Pressure group OccupyGhana has called for a law to criminalise vote-buying in internal party elections and primaries.
In a letter to the Attorney-General, Ms Gloria Akuffo, the group urged the minister to consider preparing a bill to Parliament to “criminalise such acts as vote-buying in the manner that was provided under Part IV, Chapter 5 of the Criminal Offences Act, 1960 (Act 29), Part II of the Referendum Act, 1977 (SMCD 143) and Part V of the Representation of the People Act, 1992 (PNDCL 284)”.
Such a move, the pressure group believes, will help seal a loophole in the law which is silent on the criminality of vote buying in internal party elections.
In the letter, which provided a legal basis for the request to the Attorney General and Minister of Justice, the group said: “We have taken note of the several reports of vote-buying during internal political party elections and primaries since the inception of the Fourth Republican Constitution.
“The phenomenon seems to be getting worse with every election cycle when politicians raise funds simply to distribute to party delegates, either in cash or in kind, in exchange for their votes. It has got to a stage where it is the highest bidder who wins internal elections and primaries, which have become the ‘cocoa season’ for those fortunate to be selected as delegates,” it stated.
The group added: “We are concerned that this is prevalent probably because there appears to be no law that specifically criminalises vote-buying during internal elections and primaries. The provisions against vote-buying and related offences in Act 29, SMCD 143 and PNDCL 284 are specifically targeted at public elections and referenda, and by definition do not extend to internal elections and primaries”.

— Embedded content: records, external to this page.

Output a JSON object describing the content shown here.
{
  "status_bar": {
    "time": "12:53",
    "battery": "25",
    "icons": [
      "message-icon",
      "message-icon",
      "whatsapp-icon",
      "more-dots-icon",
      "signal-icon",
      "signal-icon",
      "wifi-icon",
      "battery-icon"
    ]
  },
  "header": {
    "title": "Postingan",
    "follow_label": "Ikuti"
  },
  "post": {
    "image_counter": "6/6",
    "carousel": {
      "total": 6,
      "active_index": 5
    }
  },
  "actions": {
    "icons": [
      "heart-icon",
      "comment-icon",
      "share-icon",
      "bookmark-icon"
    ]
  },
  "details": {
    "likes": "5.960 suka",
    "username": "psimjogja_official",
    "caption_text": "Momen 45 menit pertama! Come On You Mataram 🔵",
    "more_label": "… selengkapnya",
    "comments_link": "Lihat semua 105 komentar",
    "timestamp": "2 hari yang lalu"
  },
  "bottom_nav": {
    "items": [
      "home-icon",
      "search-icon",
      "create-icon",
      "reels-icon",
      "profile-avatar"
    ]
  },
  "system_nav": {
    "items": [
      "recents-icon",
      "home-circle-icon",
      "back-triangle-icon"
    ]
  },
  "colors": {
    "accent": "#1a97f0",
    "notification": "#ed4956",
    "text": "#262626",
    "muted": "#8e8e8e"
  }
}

The group explained that “for instance, section 3(5) of Act 29 says ‘the expression “public election” shall be construed by reference to article 49 of the Constitution, and includes an election the qualification for voting at which, or the mode of voting at which, is determined or regulated by an enactment.’ Section 50 of PNDCL 284 simply says ‘“election” means any public election.’ Even section 11 of the more recent Vigilantism and Related Offences Act, 2019 (Act 999) defines ‘public election’ by reference to ‘general, presidential and district level elections and referenda conducted or supervised by the Electoral Commission.”
According to the group, although it is arguable that the definition in Act 999 may apply to internal elections and primaries because they are supervised by the Electoral Commission, it does not go far enough. This is because under article 19 (11) of the Constitution, an act is not a crime until it is specifically provided as such in written law with a specifically prescribed punishment”.
It said “the current lacuna in the law cannot continue, adding that ” For starters, article 55(5) of the Constitution demands that political parties must be run along democratic lines. Specifically, it says ‘the internal organisation of a political party shall conform to democratic principles and its actions and purposes shall not contravene or be inconsistent with this Constitution or any other law.’
OccupyGhana added that although simply criminalising vote-buying may not eradicate the practice, “we think that the specific criminalisation will send a clear message to current and future perpetrators that, at the very least, Ghana frowns on those acts and is willing to punish those who engage in them. It will also serve as a clear message that if they are caught, the law will deal with them”.
“We do not think that Ghana requires any massive legislative amendments to achieve this. We could achieve this by extending the current definition of ‘public elections’ to cover internal elections and primaries so that the criminalising provisions under Part IV, Chapter 5 of Act 29 and Part V of PNDCL 284 will apply. Alternatively, we may consider a stand-alone legislation that regulates such internal elections and primaries and criminalises vote-buying among others,” it said.